I checked out Kellemora's suggestion for Kabikaboo and also found Gjots2. Both look very promising. Simple, and a Tree structure that appears limitless. The Tree with a left pane creates a Table of Contents like affect. Very Productive. They are both very similar in that respect, like Zim, but simplified and streamlined. After checking these out briefly I'd be more inclined to use Kabikaboo because of available plugins like spellcheck. OTOH Gjots2 has Font adjustment and also a Sort Function (as if this the document were a spreadsheet -- that caused a crash!). But Id rather have the spell check option from Kabikaboo. Also it has word count, a big plus for quota work and goals.
There are a couple of confusing features that I found though--Split Node and Unify Children. I got the program to crash trying to find out what it did. It doesn't appear to do anything useful so they should take it out and improve stability, IMO. I would have considered this an A+
Zim Wiki is very promising too. But, it has some odd features as well, and I was able to cause a crash with it trying to figure them out.
Tomboy Notes. I've been using and developing with it. It's Rock Solid stable and able to synchronize with Ubuntu One. My one complaint is that you can't get the Table of Contents like Pane. You have a list of notes with a Tree that can be two levels deep. No sorthing up or date, just by date or alphabet. But I'd rather work around that than crashes.
If I was starting from scratch I'd probably pick Kabikaboo as long as it remained stable. Other than that it appears to be the dream application for sketching, outlining all the way up to the final draft at which time you'd copy into Libre Office for formatting and paging and artwork before publication.
Like Kellemora I've also been planning a series of novels
Last edited by markMDW; September 23rd, 2012 at 01:28 PM.
Very interesting discussion. I'm a writer too, but of nonfictional pieces. I just use OpenOffice, now LibreOffice with the upgrade to Precise, but it never occurred to me to use Tomboy. Brilliant! I will be looking into all ya'lls suggestions however. Thanks for sharing.
"Everybody is ignorant, only on different subjects." Will Rogers
Plume creator is on the right track.
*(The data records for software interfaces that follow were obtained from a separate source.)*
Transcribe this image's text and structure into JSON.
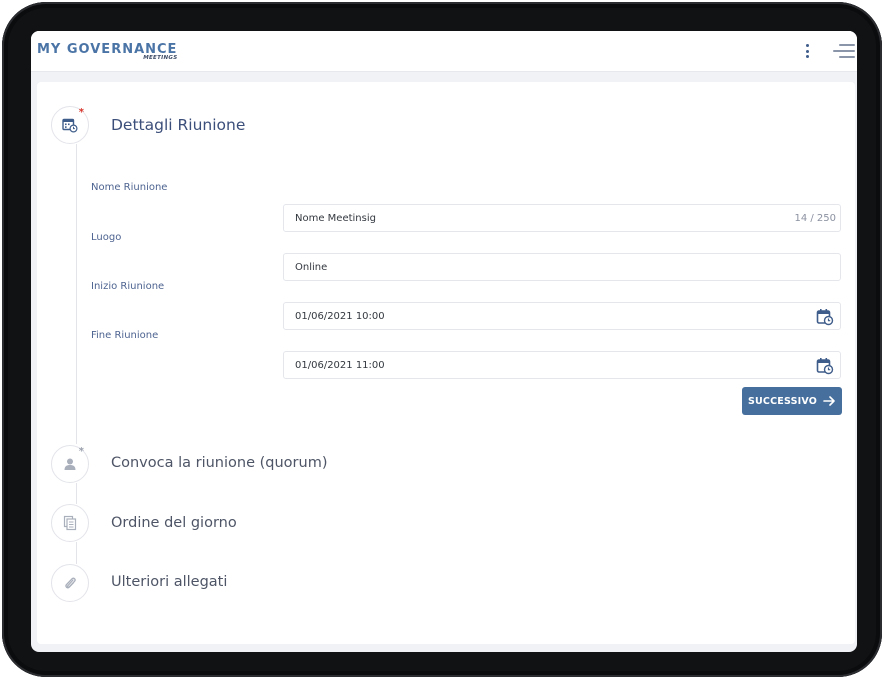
{
  "header": {
    "logo_main": "MY GOVERNANCE",
    "logo_sub": "MEETINGS",
    "icons": {
      "more": "kebab-vertical-icon",
      "menu": "hamburger-menu-icon"
    }
  },
  "steps": [
    {
      "title": "Dettagli Riunione",
      "icon": "calendar-clock-icon",
      "required": true,
      "active": true
    },
    {
      "title": "Convoca la riunione (quorum)",
      "icon": "user-icon",
      "required": true,
      "active": false
    },
    {
      "title": "Ordine del giorno",
      "icon": "document-list-icon",
      "required": false,
      "active": false
    },
    {
      "title": "Ulteriori allegati",
      "icon": "paperclip-icon",
      "required": false,
      "active": false
    }
  ],
  "form": {
    "name": {
      "label": "Nome Riunione",
      "value": "Nome Meetinsig",
      "counter": "14 / 250"
    },
    "location": {
      "label": "Luogo",
      "value": "Online"
    },
    "start": {
      "label": "Inizio Riunione",
      "value": "01/06/2021 10:00"
    },
    "end": {
      "label": "Fine Riunione",
      "value": "01/06/2021 11:00"
    }
  },
  "next_button": {
    "label": "SUCCESSIVO",
    "icon": "arrow-right-icon"
  },
  "colors": {
    "brand": "#4b74a6",
    "button": "#466f9d",
    "required_marker": "#d9342b",
    "background": "#f1f2f6"
  }
}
From all I tested, it's the one that got me more excited.
I hope the creator keeps developing it, because the work so far is great.